**What is being asked**
Which lines of the listing below contain the word "this"? Copy each of them.

**Data under study**

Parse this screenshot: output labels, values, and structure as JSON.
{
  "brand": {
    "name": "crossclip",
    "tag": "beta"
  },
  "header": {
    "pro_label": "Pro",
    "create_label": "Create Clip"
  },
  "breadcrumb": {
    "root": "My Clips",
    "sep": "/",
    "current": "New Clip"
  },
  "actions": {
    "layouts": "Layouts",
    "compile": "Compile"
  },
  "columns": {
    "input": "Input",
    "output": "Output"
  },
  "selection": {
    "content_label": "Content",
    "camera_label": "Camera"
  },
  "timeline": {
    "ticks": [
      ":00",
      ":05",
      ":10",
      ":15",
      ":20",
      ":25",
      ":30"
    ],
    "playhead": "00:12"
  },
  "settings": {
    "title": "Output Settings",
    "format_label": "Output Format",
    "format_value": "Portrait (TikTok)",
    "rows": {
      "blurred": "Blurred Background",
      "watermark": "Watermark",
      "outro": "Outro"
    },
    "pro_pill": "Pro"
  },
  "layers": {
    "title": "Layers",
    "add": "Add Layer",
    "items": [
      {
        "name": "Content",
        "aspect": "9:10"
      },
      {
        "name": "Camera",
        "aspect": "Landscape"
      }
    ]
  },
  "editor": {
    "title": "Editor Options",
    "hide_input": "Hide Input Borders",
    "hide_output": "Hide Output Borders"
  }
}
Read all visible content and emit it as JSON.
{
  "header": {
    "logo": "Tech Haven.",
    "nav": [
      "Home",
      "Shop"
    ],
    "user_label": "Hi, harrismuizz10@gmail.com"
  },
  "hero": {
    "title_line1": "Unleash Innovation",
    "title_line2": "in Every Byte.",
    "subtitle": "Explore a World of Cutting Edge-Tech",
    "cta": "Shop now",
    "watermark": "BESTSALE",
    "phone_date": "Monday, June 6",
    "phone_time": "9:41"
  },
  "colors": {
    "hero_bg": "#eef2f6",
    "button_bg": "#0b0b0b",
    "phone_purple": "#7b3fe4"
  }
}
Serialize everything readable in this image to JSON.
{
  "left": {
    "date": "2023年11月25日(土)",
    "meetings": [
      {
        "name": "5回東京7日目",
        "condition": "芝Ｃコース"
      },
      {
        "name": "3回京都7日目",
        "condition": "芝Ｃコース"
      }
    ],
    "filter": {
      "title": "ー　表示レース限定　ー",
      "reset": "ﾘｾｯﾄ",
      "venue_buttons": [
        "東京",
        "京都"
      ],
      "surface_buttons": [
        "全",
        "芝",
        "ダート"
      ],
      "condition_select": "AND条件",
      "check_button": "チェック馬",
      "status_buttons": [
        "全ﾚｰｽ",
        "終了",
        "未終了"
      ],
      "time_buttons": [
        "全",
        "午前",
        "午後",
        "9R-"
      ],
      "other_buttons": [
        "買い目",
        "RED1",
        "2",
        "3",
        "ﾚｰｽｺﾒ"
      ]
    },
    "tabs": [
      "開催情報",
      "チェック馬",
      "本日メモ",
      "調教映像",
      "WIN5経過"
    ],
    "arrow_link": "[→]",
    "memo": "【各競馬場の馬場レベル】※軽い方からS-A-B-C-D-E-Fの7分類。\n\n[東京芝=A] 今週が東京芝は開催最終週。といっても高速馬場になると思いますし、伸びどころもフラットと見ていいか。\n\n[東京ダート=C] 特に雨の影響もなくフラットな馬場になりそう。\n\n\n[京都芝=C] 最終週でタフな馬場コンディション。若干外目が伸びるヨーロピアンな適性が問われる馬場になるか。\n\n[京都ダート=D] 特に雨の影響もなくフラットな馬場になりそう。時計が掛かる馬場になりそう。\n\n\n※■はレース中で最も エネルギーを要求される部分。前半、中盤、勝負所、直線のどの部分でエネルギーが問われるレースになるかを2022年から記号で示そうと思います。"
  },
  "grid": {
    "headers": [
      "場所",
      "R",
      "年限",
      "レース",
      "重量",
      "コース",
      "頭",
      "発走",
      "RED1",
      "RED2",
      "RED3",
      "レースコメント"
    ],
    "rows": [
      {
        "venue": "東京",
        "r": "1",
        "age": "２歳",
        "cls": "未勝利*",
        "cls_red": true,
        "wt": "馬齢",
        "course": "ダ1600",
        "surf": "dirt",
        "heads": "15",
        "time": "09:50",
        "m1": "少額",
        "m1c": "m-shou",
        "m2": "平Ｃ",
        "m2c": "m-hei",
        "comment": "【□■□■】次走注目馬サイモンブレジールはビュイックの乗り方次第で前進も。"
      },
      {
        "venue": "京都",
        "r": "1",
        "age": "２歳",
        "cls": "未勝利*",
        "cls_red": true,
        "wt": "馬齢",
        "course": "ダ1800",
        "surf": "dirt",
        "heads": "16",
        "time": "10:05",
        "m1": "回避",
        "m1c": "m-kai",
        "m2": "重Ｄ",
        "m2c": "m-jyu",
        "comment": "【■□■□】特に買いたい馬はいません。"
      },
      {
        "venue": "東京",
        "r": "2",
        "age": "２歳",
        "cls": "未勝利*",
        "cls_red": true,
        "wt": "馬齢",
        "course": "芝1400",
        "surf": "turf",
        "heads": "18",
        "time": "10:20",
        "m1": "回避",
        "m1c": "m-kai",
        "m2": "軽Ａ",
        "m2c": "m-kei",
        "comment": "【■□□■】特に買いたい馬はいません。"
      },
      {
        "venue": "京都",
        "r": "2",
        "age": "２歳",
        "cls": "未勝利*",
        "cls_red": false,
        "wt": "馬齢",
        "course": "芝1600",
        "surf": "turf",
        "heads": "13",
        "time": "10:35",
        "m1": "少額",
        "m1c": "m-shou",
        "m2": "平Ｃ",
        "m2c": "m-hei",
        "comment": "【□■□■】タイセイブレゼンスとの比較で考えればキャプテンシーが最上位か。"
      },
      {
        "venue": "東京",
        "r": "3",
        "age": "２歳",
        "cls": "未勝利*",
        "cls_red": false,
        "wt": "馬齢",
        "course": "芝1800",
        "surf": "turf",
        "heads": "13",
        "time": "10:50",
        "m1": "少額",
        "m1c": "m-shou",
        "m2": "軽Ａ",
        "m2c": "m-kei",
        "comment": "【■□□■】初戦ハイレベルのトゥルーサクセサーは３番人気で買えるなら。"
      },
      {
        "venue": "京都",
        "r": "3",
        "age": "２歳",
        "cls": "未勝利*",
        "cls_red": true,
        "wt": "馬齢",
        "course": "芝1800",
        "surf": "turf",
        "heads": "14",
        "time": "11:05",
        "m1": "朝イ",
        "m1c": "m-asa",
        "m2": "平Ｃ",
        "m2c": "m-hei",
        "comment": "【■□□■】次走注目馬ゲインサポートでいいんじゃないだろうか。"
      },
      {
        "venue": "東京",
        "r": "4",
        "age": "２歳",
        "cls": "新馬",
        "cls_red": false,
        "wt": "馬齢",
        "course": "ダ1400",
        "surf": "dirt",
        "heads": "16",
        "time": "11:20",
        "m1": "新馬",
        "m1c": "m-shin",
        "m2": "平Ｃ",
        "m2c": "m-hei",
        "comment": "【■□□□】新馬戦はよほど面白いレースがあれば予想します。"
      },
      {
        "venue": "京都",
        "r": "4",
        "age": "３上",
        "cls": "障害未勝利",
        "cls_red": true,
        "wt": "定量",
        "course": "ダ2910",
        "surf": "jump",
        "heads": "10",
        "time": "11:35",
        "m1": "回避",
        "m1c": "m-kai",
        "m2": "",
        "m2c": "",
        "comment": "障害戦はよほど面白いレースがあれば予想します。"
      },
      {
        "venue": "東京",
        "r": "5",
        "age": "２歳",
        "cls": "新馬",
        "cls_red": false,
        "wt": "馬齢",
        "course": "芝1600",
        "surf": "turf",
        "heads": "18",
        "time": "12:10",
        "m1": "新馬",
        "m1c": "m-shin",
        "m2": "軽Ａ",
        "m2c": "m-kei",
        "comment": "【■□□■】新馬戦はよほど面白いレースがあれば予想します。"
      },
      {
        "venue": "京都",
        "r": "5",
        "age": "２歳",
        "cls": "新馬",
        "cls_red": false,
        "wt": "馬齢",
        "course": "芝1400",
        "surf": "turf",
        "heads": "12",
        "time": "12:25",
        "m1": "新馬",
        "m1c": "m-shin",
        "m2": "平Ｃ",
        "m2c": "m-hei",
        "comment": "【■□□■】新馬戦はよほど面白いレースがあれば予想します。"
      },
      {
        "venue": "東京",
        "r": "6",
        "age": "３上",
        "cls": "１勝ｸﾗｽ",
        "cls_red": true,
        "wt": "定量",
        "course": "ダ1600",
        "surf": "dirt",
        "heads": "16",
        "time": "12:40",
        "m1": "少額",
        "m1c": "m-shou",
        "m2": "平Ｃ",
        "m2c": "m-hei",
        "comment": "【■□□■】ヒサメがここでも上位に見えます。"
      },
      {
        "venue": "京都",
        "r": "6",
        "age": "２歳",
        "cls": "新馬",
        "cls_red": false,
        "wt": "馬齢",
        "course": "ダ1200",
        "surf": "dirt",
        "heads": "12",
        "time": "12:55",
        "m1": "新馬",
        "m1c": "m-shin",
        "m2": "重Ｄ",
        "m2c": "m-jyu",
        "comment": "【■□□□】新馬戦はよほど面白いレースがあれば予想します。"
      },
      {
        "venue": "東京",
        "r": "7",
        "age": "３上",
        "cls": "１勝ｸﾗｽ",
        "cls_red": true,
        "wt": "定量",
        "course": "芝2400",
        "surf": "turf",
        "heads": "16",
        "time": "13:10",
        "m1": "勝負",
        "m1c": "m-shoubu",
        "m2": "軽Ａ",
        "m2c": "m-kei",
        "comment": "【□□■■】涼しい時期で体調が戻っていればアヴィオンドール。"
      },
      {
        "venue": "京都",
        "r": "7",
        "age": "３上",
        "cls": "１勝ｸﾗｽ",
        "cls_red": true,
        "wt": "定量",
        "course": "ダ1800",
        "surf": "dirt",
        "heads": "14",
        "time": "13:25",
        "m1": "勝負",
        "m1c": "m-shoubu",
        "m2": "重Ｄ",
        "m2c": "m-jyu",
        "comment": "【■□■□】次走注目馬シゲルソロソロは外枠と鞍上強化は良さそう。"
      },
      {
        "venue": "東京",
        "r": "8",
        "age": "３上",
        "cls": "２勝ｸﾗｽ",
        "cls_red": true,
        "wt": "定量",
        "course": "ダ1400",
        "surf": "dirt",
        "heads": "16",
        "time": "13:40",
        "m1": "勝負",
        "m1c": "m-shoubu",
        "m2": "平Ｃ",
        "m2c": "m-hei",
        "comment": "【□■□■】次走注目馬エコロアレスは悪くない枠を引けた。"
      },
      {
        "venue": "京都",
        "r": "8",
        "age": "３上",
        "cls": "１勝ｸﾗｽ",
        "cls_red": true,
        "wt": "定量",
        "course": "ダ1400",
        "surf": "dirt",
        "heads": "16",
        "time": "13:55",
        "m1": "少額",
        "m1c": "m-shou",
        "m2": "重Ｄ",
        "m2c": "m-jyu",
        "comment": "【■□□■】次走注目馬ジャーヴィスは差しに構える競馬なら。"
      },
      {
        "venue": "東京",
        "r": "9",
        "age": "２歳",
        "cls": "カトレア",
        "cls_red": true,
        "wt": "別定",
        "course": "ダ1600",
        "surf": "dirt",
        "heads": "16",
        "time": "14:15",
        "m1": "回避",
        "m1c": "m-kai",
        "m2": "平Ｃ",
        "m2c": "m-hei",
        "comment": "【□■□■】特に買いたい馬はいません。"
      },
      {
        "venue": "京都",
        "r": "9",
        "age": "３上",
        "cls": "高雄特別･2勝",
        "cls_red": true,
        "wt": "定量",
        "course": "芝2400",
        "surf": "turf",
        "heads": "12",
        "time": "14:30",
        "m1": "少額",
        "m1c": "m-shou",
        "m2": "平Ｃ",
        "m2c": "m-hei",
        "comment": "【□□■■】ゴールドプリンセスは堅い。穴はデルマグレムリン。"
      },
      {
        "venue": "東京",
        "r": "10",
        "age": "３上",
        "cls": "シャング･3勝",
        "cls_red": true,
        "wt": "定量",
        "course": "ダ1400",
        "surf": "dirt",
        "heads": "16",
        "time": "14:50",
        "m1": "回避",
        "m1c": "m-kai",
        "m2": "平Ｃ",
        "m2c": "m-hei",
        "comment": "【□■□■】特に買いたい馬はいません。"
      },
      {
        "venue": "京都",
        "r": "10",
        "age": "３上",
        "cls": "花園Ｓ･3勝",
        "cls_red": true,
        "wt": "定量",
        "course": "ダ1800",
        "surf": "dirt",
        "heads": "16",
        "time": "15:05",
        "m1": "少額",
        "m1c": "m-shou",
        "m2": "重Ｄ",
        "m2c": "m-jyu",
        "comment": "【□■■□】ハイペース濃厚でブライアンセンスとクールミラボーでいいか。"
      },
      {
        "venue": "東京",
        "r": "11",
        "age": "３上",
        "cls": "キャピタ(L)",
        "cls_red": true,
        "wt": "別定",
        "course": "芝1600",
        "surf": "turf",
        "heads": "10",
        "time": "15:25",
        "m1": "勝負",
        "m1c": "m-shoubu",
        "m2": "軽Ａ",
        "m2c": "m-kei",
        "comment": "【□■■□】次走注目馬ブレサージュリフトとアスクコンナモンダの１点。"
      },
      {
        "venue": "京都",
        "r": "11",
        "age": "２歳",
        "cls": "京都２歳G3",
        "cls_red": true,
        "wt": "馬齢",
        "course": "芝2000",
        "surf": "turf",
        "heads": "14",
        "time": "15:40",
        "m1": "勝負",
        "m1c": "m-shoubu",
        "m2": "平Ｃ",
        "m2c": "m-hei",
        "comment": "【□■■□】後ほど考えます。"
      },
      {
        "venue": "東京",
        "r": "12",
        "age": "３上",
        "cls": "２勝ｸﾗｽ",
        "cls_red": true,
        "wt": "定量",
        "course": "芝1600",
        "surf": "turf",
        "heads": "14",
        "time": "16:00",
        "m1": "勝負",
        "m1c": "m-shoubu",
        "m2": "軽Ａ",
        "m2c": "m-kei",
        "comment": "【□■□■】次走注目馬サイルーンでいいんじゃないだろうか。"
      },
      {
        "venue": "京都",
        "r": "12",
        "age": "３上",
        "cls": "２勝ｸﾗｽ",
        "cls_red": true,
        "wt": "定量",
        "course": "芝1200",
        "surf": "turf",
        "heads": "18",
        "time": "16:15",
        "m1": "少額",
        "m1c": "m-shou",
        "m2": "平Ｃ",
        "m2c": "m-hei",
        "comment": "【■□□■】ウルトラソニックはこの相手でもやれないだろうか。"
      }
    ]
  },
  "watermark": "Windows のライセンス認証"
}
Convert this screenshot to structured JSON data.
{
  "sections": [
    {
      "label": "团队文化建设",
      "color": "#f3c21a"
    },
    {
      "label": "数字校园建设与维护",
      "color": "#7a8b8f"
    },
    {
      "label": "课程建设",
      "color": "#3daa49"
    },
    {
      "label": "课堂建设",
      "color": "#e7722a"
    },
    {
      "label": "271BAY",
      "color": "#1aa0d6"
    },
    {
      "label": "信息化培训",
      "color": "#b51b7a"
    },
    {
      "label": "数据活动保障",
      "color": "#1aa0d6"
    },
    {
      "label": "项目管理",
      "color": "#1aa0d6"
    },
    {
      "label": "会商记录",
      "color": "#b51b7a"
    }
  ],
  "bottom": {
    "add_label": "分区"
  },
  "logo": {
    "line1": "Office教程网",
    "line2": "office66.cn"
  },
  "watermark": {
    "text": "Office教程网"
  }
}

**Reply to the task**
Parse this screenshot: output labels, values, and structure as JSON.
Serialize everything readable in this image to JSON.
Convert this screenshot to structured JSON data.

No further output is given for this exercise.